* **Work to be completed**
The required output is the complete data, repeated without alteration.
Segment Start: Entries supplied
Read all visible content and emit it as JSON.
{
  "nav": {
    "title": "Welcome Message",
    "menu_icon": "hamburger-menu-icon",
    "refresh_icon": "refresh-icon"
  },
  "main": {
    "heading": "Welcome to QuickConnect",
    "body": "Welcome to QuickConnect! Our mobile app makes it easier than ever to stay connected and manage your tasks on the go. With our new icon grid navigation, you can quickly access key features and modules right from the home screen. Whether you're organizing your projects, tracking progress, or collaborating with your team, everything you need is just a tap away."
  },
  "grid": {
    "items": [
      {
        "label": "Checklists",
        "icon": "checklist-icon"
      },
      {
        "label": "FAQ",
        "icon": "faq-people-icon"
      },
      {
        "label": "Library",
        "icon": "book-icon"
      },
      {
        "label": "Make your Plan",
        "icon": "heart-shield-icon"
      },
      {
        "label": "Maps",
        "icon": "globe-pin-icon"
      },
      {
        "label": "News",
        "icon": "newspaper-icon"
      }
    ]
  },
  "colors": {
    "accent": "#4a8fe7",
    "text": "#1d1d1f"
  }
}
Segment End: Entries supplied
* **Task answer**
Read all visible content and emit it as JSON.
{
  "nav": {
    "title": "Welcome Message",
    "menu_icon": "hamburger-menu-icon",
    "refresh_icon": "refresh-icon"
  },
  "main": {
    "heading": "Welcome to QuickConnect",
    "body": "Welcome to QuickConnect! Our mobile app makes it easier than ever to stay connected and manage your tasks on the go. With our new icon grid navigation, you can quickly access key features and modules right from the home screen. Whether you're organizing your projects, tracking progress, or collaborating with your team, everything you need is just a tap away."
  },
  "grid": {
    "items": [
      {
        "label": "Checklists",
        "icon": "checklist-icon"
      },
      {
        "label": "FAQ",
        "icon": "faq-people-icon"
      },
      {
        "label": "Library",
        "icon": "book-icon"
      },
      {
        "label": "Make your Plan",
        "icon": "heart-shield-icon"
      },
      {
        "label": "Maps",
        "icon": "globe-pin-icon"
      },
      {
        "label": "News",
        "icon": "newspaper-icon"
      }
    ]
  },
  "colors": {
    "accent": "#4a8fe7",
    "text": "#1d1d1f"
  }
}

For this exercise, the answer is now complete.